Editorial: The NFL Should Adopt a Minor League

Ethan K.

Over the years, many experimental football leagues have been established, but almost all have folded in just a short amount of time. However, despite the array of subsidiary leagues, none have partnered with the NFL as a “minor league” of sorts. The XFL did recently announce a partnership with the NFL, but their partnership included no intention of enhancing player development through a minor league. Instead, they agreed to collaborate on safety and technology advancements. The nonexistence of an NFL minor league needs to change. 

While many of these experimental leagues have sent players to the NFL (usually after the league had folded), there is yet to be a legitimate connection between the leagues. By adopting the XFL or USFL as a true minor league to the NFL, many amazing things would result. Not only could this league be a “sister league” to the NFL, but it could be a direct subordinate, much like the EFL Championship is to the Premier League in English soccer. Every year, one to three teams from the NFL’s minor league could be promoted to the big leagues and one to three teams in the NFL would be relegated to the minor league. 

This very idea would almost certainly eliminate the process of tanking. Teams could no longer intentionally lose in the hopes of gaining a higher draft pick, much like the Jacksonville Jaguars have in recent years. If they did intend on tanking, they may get a decent player, but they would be relegated to the minor league, all but erasing the benefits of performing the practice. In addition, looking at the viewership ratings of the MLS (which lacks promotion and relegation) compared to the English Premier League (which does have promotion), the Premier League averages almost 200,000 more viewers per game, largely in part to the variety of competition that is seen each season (TheAthletic.com) with a variety of teams. Being able to spectate new teams and getting a multitude of clubs to play in the best leagues is an amazing way for the NFL to boost their already impeccable viewership. 

Additionally, by establishing additional teams that are not connected to the pre-existing NFL teams, more cities would receive professional football teams and the sport would grow even bigger. The league could even bring back NFL Europe or set up teams across the globe, rather than sticking solely to the United States. Per a late 2019 Forbes survey, the NFL has already become Mexico’s second-most-popular sport, meaning that the growth of the game in new areas is almost certain. Placing more teams across the world would most likely lead to even more growth (much like in Mexico) and skyrocket the revenue of the NFL. 

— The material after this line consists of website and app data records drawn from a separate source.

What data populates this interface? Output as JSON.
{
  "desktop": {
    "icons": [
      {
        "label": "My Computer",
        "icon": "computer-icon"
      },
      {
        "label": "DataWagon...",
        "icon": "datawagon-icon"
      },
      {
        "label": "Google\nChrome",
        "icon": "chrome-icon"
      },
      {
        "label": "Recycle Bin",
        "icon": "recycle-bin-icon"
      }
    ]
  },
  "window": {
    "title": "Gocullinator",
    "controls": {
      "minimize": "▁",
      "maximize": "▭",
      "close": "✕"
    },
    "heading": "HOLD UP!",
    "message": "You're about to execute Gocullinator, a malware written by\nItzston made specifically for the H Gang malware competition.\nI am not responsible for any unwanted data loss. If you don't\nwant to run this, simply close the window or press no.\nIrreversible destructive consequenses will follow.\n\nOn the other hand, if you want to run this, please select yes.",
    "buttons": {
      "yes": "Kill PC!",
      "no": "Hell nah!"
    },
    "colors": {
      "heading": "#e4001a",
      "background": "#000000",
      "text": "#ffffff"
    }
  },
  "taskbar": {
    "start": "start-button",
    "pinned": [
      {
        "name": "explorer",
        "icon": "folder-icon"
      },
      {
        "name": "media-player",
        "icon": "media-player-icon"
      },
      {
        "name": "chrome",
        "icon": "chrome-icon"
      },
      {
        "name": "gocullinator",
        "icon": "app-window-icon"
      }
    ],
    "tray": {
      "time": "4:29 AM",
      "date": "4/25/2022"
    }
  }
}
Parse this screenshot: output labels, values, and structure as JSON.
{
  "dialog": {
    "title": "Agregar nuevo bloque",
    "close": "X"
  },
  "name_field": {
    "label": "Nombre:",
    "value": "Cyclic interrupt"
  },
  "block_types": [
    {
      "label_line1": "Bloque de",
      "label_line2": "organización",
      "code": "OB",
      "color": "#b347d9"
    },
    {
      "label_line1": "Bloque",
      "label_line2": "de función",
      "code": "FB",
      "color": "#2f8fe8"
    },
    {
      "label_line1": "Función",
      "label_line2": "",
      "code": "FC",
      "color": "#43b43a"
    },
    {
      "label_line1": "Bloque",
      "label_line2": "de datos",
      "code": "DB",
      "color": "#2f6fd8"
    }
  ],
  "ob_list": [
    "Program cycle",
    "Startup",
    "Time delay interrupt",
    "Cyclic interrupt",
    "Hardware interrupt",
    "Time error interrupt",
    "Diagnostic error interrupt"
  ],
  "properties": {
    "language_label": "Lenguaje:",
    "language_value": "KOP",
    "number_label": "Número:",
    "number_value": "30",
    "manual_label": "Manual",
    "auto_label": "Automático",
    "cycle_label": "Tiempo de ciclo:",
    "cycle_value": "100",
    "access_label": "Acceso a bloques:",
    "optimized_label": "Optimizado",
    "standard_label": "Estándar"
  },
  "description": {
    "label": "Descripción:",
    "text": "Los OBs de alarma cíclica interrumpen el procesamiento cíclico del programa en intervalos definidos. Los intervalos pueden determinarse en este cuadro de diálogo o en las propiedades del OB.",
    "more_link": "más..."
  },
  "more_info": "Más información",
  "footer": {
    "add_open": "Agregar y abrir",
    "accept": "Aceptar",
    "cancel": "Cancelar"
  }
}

Finally, this idea would actually reward the success of the teams in the so-called minor league. Unlike in the past, teams would get a legitimate benefit for their triumphs. They would be promoted to the best league in football and have the chance of becoming a contender in the NFL. Past XFL and USFL champions obviously won a championship and trophy, but how much of a reward is that really? Getting a chance to compete for the Super Bowl, by playing in the NFL, is a much better reward. 

Due to the unwillingness of the NFL to adopt a minor league that shares players with current clubs, having a separate sister league is a much better idea. Allowing teams to rise and fall through the minor leagues is a great way to grow football, eliminate cheeky draft strategies and lead to better development of players across both leagues.